### Extracted information
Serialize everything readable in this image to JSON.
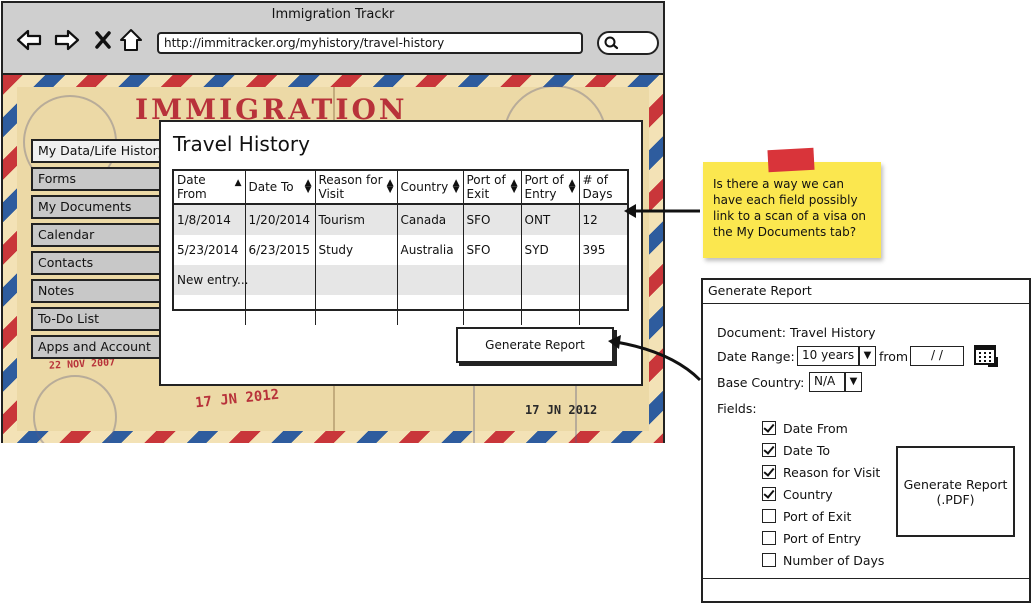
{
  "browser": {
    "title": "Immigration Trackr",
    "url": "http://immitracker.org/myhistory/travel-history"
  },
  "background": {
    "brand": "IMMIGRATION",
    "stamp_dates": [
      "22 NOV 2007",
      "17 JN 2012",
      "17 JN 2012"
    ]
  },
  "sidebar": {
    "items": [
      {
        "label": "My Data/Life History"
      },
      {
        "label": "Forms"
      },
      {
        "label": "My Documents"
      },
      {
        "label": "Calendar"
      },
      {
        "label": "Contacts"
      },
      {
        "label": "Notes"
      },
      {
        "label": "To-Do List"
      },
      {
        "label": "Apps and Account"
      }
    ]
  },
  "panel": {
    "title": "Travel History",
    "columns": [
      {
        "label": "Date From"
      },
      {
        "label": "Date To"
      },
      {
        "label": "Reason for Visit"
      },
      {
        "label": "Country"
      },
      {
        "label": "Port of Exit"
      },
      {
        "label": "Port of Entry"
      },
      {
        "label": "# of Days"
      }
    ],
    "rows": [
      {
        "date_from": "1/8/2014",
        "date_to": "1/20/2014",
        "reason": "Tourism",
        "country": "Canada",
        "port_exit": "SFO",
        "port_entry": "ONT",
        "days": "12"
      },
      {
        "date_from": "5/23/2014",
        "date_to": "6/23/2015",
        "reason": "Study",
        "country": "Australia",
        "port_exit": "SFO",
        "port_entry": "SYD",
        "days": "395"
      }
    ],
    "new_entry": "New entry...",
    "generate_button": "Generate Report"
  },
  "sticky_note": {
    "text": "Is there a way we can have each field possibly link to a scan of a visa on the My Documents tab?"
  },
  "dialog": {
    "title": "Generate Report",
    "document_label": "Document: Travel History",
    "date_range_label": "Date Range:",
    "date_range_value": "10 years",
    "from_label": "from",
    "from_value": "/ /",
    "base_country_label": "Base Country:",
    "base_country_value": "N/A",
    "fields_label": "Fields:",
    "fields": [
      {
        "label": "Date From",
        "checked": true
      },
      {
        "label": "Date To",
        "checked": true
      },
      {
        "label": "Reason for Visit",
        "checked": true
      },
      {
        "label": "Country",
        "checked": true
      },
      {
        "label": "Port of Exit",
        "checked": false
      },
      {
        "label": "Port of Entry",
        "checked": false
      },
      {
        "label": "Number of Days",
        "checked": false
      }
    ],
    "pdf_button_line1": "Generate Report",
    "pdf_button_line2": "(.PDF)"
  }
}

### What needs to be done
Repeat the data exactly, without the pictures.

### Exercise answer
Serialize everything readable in this image to JSON.
{
  "browser": {
    "title": "Immigration Trackr",
    "url": "http://immitracker.org/myhistory/travel-history"
  },
  "background": {
    "brand": "IMMIGRATION",
    "stamp_dates": [
      "22 NOV 2007",
      "17 JN 2012",
      "17 JN 2012"
    ]
  },
  "sidebar": {
    "items": [
      {
        "label": "My Data/Life History"
      },
      {
        "label": "Forms"
      },
      {
        "label": "My Documents"
      },
      {
        "label": "Calendar"
      },
      {
        "label": "Contacts"
      },
      {
        "label": "Notes"
      },
      {
        "label": "To-Do List"
      },
      {
        "label": "Apps and Account"
      }
    ]
  },
  "panel": {
    "title": "Travel History",
    "columns": [
      {
        "label": "Date From"
      },
      {
        "label": "Date To"
      },
      {
        "label": "Reason for Visit"
      },
      {
        "label": "Country"
      },
      {
        "label": "Port of Exit"
      },
      {
        "label": "Port of Entry"
      },
      {
        "label": "# of Days"
      }
    ],
    "rows": [
      {
        "date_from": "1/8/2014",
        "date_to": "1/20/2014",
        "reason": "Tourism",
        "country": "Canada",
        "port_exit": "SFO",
        "port_entry": "ONT",
        "days": "12"
      },
      {
        "date_from": "5/23/2014",
        "date_to": "6/23/2015",
        "reason": "Study",
        "country": "Australia",
        "port_exit": "SFO",
        "port_entry": "SYD",
        "days": "395"
      }
    ],
    "new_entry": "New entry...",
    "generate_button": "Generate Report"
  },
  "sticky_note": {
    "text": "Is there a way we can have each field possibly link to a scan of a visa on the My Documents tab?"
  },
  "dialog": {
    "title": "Generate Report",
    "document_label": "Document: Travel History",
    "date_range_label": "Date Range:",
    "date_range_value": "10 years",
    "from_label": "from",
    "from_value": "/ /",
    "base_country_label": "Base Country:",
    "base_country_value": "N/A",
    "fields_label": "Fields:",
    "fields": [
      {
        "label": "Date From",
        "checked": true
      },
      {
        "label": "Date To",
        "checked": true
      },
      {
        "label": "Reason for Visit",
        "checked": true
      },
      {
        "label": "Country",
        "checked": true
      },
      {
        "label": "Port of Exit",
        "checked": false
      },
      {
        "label": "Port of Entry",
        "checked": false
      },
      {
        "label": "Number of Days",
        "checked": false
      }
    ],
    "pdf_button_line1": "Generate Report",
    "pdf_button_line2": "(.PDF)"
  }
}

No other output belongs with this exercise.